Despite its imperfections, I enjoyed my visit to Durika. The Foundation is doing a lot of fine work that although needs some refining is laudable nonetheless. I wish Durika a long life and may it continue to grow and evolve into something even better.


Andrew said...

How many people live there? What are the requirements to join? How do they make money? Is property/money shared?

Via811 said...

Andrew, I can't be precise, but I believe there are presently around 100 full-time residents-all of them Costa Rican nationals or legal foreign residents of Costa Rica-like Zina who is originally from England, but is now a resident. As to the requirements to join, it is most likely like everything else-a group decision.

Most likely the person is permitted to stay for a short time and then the group judges whether to accept the person or not. All major decisions must be unanimously decided upon.

The group also rotates responsibilities, so that people are not always doing the same thing-unless they truly prefer a certain job-like gardening or tending to the goats.

They make money from the "health" tourists that visit and stay there for the services. They also host individual as well as group ecological tourists from all over the world-many from hugely rich families who need "rehabilitation". When we arrived there was a large group of Canadian college students just leaving after having spent a week there. They also sell some organic products.

From what I gathered, all of the funds go to the Foundation. Then the group unanimously decides how to manage them. They live very simply, with little to no personal possessions. All the surplus profit goes towards buying more land.

Interesting stuff n'est-ce pas?

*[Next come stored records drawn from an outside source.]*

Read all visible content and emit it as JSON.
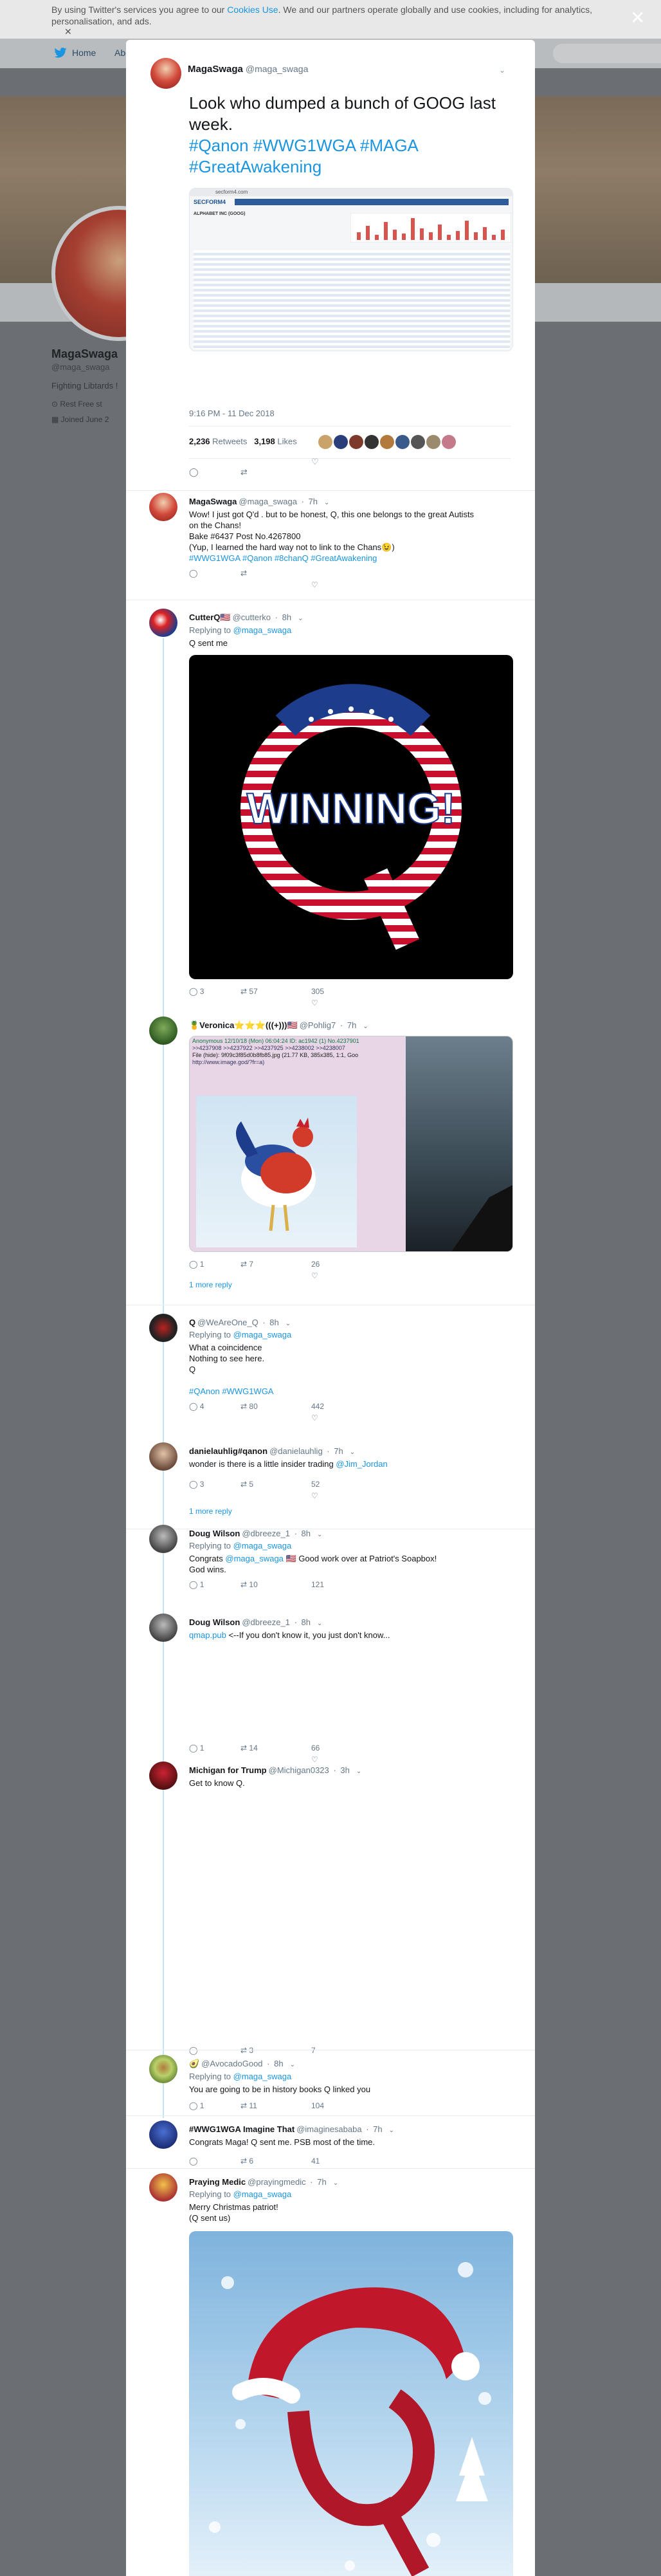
{
  "cookie_bar": {
    "line1_pre": "By using Twitter's services you agree to our ",
    "cookies_link": "Cookies Use",
    "line1_post": ". We and our partners operate globally and use cookies, including for analytics,",
    "line2": "personalisation, and ads.",
    "dismiss": "✕"
  },
  "bg_nav": {
    "home": "Home",
    "about": "Abo",
    "lang": "h ▾"
  },
  "bg_profile": {
    "name": "MagaSwaga",
    "handle": "@maga_swaga",
    "bio": "Fighting Libtards !",
    "location": "Rest Free st",
    "joined": "Joined June 2"
  },
  "close_label": "✕",
  "main_tweet": {
    "name": "MagaSwaga",
    "handle": "@maga_swaga",
    "text_plain": "Look who dumped a bunch of GOOG last week.",
    "hashtags": "#Qanon #WWG1WGA #MAGA #GreatAwakening",
    "timestamp": "9:16 PM - 11 Dec 2018",
    "retweets": "2,236",
    "retweets_label": "Retweets",
    "likes": "3,198",
    "likes_label": "Likes",
    "image": {
      "url": "secform4.com",
      "site_title": "SECFORM4",
      "nav": [
        "Insider Sells",
        "Insider Buys",
        "Latest Filings",
        "Latest Filings",
        "Institutional",
        "Hot Stock",
        "Hot Insider",
        "Insider Screener"
      ],
      "title_line": "ALPHABET INC (GOOG)"
    }
  },
  "replies": [
    {
      "name": "MagaSwaga",
      "handle": "@maga_swaga",
      "time": "7h",
      "lines": [
        "Wow!  I just got Q'd .   but to be honest, Q, this one belongs to the great Autists",
        "on the Chans!",
        "Bake #6437 Post No.4267800",
        "(Yup, I learned the hard way not to link to the Chans😉)"
      ],
      "tags": "#WWG1WGA #Qanon #8chanQ #GreatAwakening",
      "reply_count": "",
      "rt_count": "",
      "like_count": ""
    },
    {
      "name": "CutterQ🇺🇸",
      "handle": "@cutterko",
      "time": "8h",
      "replying_pre": "Replying to ",
      "replying_to": "@maga_swaga",
      "lines": [
        "Q sent me"
      ],
      "image_text": "WINNING!",
      "reply_count": "3",
      "rt_count": "57",
      "like_count": "305"
    },
    {
      "name": "🍍Veronica⭐⭐⭐(((+)))🇺🇸",
      "handle": "@Pohlig7",
      "time": "7h",
      "post_header": "Anonymous  12/10/18 (Mon) 06:04:24  ID: ac1942 (1)  No.4237901",
      "post_refs": ">>4237908 >>4237922 >>4237925 >>4238002 >>4238007",
      "post_file": "File (hide): 9f09c3f85d0b8fb85.jpg (21.77 KB, 385x385, 1:1, Goo",
      "post_link": "http://www.image.god/?fr=a)",
      "reply_count": "1",
      "rt_count": "7",
      "like_count": "26",
      "more": "1 more reply"
    },
    {
      "name": "Q",
      "handle": "@WeAreOne_Q",
      "time": "8h",
      "replying_pre": "Replying to ",
      "replying_to": "@maga_swaga",
      "lines": [
        "What a coincidence",
        "Nothing to see here.",
        "Q",
        "",
        "#QAnon #WWG1WGA"
      ],
      "reply_count": "4",
      "rt_count": "80",
      "like_count": "442"
    },
    {
      "name": "danielauhlig#qanon",
      "handle": "@danielauhlig",
      "time": "7h",
      "lines_pre": "wonder is there is a little insider trading ",
      "mention": "@Jim_Jordan",
      "reply_count": "3",
      "rt_count": "5",
      "like_count": "52",
      "more": "1 more reply"
    },
    {
      "name": "Doug Wilson",
      "handle": "@dbreeze_1",
      "time": "8h",
      "replying_pre": "Replying to ",
      "replying_to": "@maga_swaga",
      "line1_pre": "Congrats ",
      "line1_mention": "@maga_swaga",
      "line1_post": " 🇺🇸 Good work over at Patriot's Soapbox!",
      "line2": "God wins.",
      "reply_count": "1",
      "rt_count": "10",
      "like_count": "121"
    },
    {
      "name": "Doug Wilson",
      "handle": "@dbreeze_1",
      "time": "8h",
      "link": "qmap.pub",
      "text": " <--If you don't know it, you just don't know...",
      "reply_count": "1",
      "rt_count": "14",
      "like_count": "66"
    },
    {
      "name": "Michigan for Trump",
      "handle": "@Michigan0323",
      "time": "3h",
      "lines": [
        "Get to know Q."
      ],
      "reply_count": "",
      "rt_count": "3",
      "like_count": "7"
    },
    {
      "name": "🥑",
      "handle": "@AvocadoGood",
      "time": "8h",
      "replying_pre": "Replying to ",
      "replying_to": "@maga_swaga",
      "lines": [
        "You are going to be in history books Q linked you"
      ],
      "reply_count": "1",
      "rt_count": "11",
      "like_count": "104"
    },
    {
      "name": "#WWG1WGA Imagine That",
      "handle": "@imaginesababa",
      "time": "7h",
      "lines": [
        "Congrats Maga!  Q sent me. PSB most of the time."
      ],
      "reply_count": "",
      "rt_count": "6",
      "like_count": "41"
    },
    {
      "name": "Praying Medic",
      "handle": "@prayingmedic",
      "time": "7h",
      "replying_pre": "Replying to ",
      "replying_to": "@maga_swaga",
      "lines": [
        "Merry Christmas patriot!",
        "(Q sent us)"
      ]
    }
  ]
}
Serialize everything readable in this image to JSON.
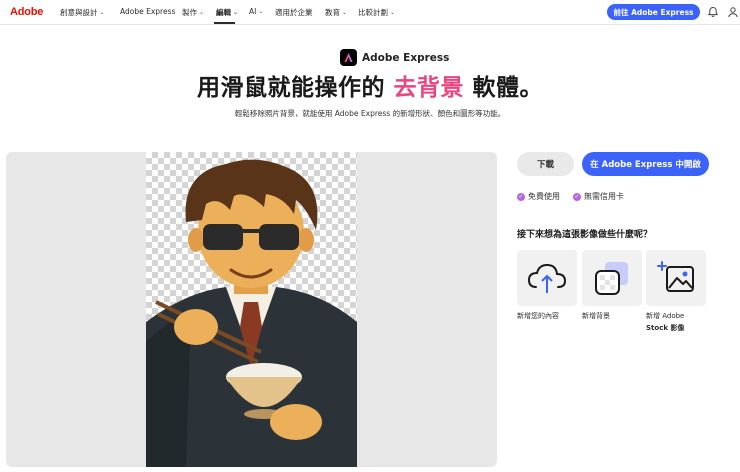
{
  "nav": {
    "logo": "Adobe",
    "items": [
      {
        "label": "創意與設計",
        "has_menu": true
      },
      {
        "label": "Adobe Express",
        "has_menu": false
      },
      {
        "label": "製作",
        "has_menu": true
      },
      {
        "label": "編輯",
        "has_menu": true,
        "active": true
      },
      {
        "label": "AI",
        "has_menu": true
      },
      {
        "label": "適用於企業",
        "has_menu": false
      },
      {
        "label": "教育",
        "has_menu": true
      },
      {
        "label": "比較計劃",
        "has_menu": true
      }
    ],
    "cta": "前往 Adobe Express",
    "icons": [
      "bell-icon",
      "user-icon"
    ]
  },
  "hero": {
    "brand": "Adobe Express",
    "headline_pre": "用滑鼠就能操作的",
    "headline_highlight": "去背景",
    "headline_post": "軟體。",
    "subtitle": "輕鬆移除照片背景，就能使用 Adobe Express 的新增形狀、顏色和圖形等功能。"
  },
  "actions": {
    "download": "下載",
    "open": "在 Adobe Express 中開啟",
    "perks": [
      "免費使用",
      "無需信用卡"
    ]
  },
  "next": {
    "question": "接下來想為這張影像做些什麼呢？",
    "cards": [
      {
        "icon": "cloud-upload-icon",
        "label": "新增您的內容"
      },
      {
        "icon": "stacked-squares-icon",
        "label": "新增背景"
      },
      {
        "icon": "add-image-icon",
        "label_line1": "新增 Adobe",
        "label_line2": "Stock 影像"
      }
    ]
  },
  "colors": {
    "adobe_red": "#eb1000",
    "primary_blue": "#3b63fb",
    "highlight_pink": "#e94580",
    "perk_purple": "#b664e8"
  }
}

Andrew said...

It is. I find intentional communities fascinating, and if I ever find one that strikes me as pretty ideal I may try one out.